Stored data Block Start

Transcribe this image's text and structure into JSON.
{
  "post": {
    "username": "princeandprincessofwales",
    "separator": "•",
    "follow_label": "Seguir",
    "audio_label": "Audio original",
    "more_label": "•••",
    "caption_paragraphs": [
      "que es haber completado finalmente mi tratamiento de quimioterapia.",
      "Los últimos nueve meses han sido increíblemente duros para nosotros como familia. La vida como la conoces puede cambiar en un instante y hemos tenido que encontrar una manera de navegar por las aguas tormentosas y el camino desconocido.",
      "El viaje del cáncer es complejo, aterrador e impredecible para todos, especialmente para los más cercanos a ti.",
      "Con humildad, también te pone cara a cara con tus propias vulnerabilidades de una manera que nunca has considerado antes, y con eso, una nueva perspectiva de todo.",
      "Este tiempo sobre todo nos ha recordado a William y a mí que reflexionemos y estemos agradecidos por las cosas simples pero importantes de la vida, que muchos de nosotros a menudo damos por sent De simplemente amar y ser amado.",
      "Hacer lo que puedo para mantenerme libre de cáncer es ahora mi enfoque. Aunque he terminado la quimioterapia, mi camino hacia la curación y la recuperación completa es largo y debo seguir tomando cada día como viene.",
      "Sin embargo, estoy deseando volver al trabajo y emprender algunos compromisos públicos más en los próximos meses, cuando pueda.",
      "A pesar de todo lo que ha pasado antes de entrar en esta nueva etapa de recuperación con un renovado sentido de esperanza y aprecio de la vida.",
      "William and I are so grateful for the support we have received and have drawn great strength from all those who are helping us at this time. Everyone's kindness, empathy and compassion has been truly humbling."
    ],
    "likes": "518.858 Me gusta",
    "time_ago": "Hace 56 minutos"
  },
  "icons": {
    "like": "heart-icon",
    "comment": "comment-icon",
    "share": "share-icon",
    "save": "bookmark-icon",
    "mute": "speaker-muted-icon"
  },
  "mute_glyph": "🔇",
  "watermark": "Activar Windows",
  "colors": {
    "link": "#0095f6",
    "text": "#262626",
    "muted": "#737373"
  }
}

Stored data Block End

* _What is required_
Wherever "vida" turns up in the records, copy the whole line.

* _Reply to the exercise_
      "Los últimos nueve meses han sido increíblemente duros para nosotros como familia. La vida como la conoces puede cambiar en un instante y hemos tenido que encontrar una manera de navegar por las aguas tormentosas y el camino desconocido.",
      "Este tiempo sobre todo nos ha recordado a William y a mí que reflexionemos y estemos agradecidos por las cosas simples pero importantes de la vida, que muchos de nosotros a menudo damos por sent De simplemente amar y ser amado.",
      "A pesar de todo lo que ha pasado antes de entrar en esta nueva etapa de recuperación con un renovado sentido de esperanza y aprecio de la vida.",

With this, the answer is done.